> TRY IT:
I would like each line of the data that holds the word "watermark" copied out.

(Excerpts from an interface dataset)
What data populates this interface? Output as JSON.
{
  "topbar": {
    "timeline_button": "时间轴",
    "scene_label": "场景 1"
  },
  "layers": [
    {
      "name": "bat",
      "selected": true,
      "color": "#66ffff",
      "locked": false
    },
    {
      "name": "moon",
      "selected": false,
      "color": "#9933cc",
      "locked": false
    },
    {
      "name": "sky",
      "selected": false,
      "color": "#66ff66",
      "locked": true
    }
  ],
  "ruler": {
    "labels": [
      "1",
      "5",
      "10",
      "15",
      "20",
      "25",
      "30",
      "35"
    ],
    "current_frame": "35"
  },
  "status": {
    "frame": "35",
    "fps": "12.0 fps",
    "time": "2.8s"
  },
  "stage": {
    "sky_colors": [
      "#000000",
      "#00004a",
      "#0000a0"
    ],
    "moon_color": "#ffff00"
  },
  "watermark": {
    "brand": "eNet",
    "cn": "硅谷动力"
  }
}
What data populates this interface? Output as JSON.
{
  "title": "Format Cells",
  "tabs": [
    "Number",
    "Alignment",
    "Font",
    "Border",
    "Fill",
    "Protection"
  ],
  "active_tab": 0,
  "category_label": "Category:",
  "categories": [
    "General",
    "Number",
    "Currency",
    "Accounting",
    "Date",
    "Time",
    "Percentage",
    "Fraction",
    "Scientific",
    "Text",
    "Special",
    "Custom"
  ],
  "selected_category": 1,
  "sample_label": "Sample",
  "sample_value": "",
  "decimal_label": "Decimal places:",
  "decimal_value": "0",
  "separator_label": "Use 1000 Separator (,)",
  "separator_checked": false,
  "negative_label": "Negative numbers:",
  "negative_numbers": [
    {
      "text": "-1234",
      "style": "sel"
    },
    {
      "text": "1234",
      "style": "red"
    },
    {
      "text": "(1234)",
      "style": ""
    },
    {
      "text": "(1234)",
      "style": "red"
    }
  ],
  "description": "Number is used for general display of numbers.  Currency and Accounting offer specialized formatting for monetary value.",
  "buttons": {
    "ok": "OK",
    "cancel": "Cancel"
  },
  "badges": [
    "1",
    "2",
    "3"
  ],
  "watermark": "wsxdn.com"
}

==

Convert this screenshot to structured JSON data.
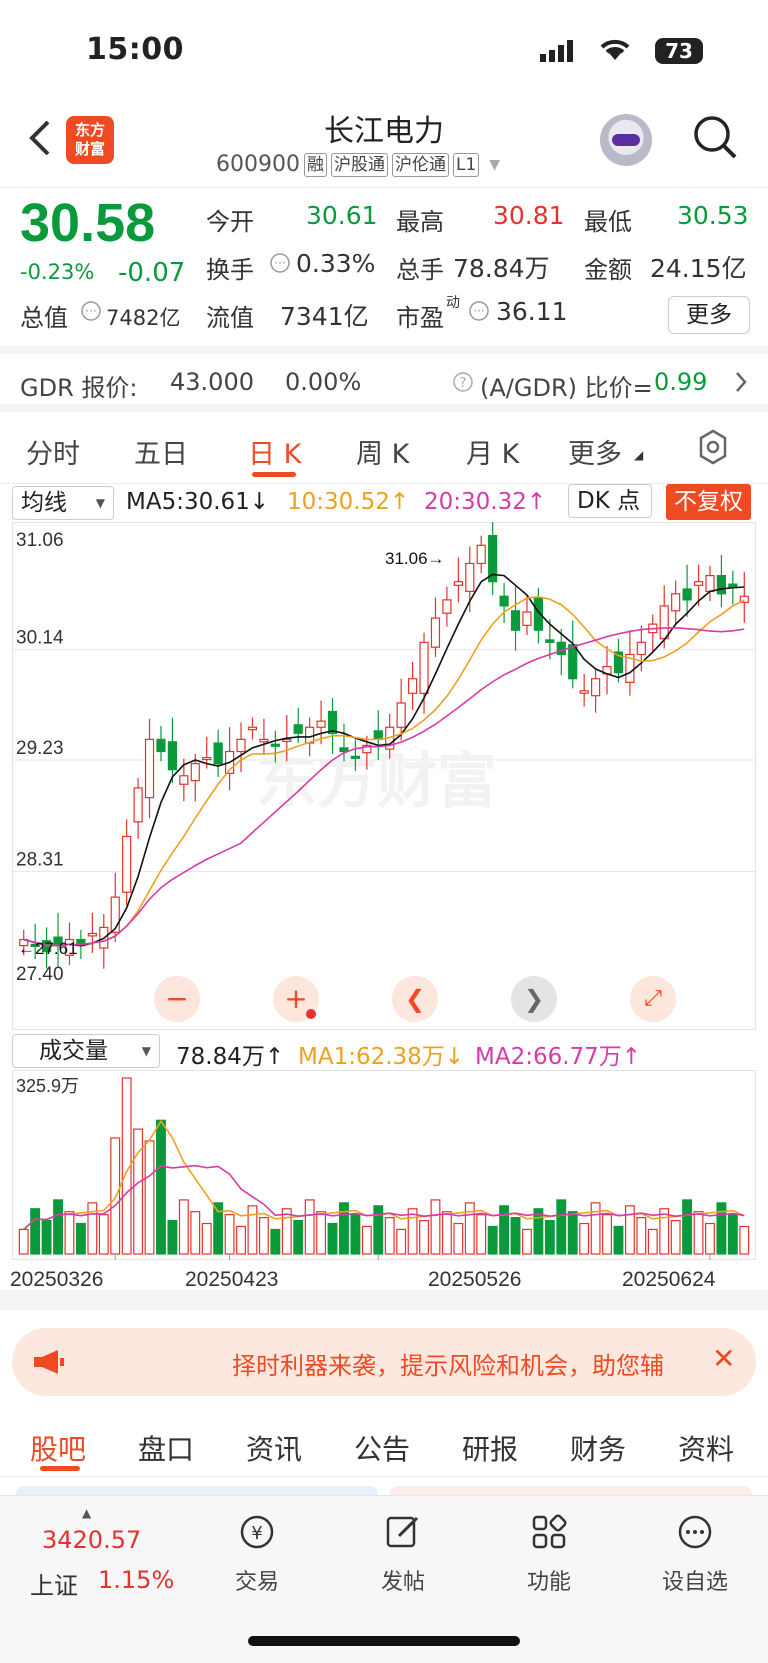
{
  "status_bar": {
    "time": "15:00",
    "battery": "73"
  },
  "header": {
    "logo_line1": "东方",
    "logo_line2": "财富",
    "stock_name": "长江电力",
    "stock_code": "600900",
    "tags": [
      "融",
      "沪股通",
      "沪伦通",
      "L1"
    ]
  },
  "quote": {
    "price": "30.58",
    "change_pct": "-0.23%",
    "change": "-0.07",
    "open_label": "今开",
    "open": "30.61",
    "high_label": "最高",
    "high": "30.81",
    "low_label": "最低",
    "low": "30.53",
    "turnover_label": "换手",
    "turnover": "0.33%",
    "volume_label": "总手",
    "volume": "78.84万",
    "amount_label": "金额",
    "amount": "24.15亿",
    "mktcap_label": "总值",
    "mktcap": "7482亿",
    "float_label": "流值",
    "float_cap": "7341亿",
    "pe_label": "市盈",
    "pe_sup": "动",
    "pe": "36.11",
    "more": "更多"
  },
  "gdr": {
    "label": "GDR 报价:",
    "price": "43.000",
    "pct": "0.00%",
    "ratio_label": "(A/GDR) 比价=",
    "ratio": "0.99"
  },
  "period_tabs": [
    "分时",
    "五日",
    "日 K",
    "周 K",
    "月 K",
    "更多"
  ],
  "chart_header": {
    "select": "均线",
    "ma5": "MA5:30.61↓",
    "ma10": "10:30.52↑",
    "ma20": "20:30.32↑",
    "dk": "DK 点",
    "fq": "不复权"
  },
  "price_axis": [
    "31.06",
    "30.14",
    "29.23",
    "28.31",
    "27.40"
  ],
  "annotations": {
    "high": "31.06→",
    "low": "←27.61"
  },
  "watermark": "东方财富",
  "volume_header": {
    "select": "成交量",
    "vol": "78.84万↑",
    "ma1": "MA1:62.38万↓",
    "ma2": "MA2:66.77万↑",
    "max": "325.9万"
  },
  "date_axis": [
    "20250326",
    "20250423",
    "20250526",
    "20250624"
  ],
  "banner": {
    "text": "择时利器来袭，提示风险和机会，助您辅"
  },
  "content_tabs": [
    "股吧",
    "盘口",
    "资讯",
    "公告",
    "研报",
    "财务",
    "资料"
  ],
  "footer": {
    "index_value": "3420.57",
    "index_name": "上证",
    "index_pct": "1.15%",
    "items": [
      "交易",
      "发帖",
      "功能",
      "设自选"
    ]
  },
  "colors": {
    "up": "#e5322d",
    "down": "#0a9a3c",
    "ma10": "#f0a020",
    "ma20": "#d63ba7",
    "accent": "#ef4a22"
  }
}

> PROBLEM SOLUTION:
  "watermark": {
  "watermark": "wsxdn.com"
  "watermark": "东方财富",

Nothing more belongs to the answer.